• [GOAL OF THE EXERCISE]: Below are records. Find each line in them that holds the word "aspx" and copy it.
(Beginning of SOURCE INFORMATION)
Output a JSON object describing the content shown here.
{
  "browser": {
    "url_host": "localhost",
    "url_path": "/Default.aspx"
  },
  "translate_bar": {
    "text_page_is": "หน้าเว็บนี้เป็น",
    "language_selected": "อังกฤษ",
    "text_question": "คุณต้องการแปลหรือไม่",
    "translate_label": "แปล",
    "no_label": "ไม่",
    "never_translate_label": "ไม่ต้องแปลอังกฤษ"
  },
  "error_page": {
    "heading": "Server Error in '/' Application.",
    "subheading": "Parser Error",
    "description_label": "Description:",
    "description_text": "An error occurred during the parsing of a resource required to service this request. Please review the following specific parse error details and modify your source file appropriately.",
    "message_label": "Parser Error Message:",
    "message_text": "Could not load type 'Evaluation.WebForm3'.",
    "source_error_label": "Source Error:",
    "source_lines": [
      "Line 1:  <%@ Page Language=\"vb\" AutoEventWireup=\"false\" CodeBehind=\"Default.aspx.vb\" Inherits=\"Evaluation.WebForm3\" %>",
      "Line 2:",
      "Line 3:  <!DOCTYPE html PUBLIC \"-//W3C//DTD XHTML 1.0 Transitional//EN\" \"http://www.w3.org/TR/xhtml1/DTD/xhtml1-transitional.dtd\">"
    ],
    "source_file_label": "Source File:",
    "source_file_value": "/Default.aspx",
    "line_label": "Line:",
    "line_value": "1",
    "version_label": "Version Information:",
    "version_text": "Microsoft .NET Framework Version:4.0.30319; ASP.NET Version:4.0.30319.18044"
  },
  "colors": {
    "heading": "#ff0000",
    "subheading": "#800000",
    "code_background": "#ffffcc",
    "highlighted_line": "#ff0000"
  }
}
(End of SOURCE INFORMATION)
• [SOLUTION TO THIS PROBLEM]:
    "url_path": "/Default.aspx"
      "Line 1:  <%@ Page Language=\"vb\" AutoEventWireup=\"false\" CodeBehind=\"Default.aspx.vb\" Inherits=\"Evaluation.WebForm3\" %>",
    "source_file_value": "/Default.aspx",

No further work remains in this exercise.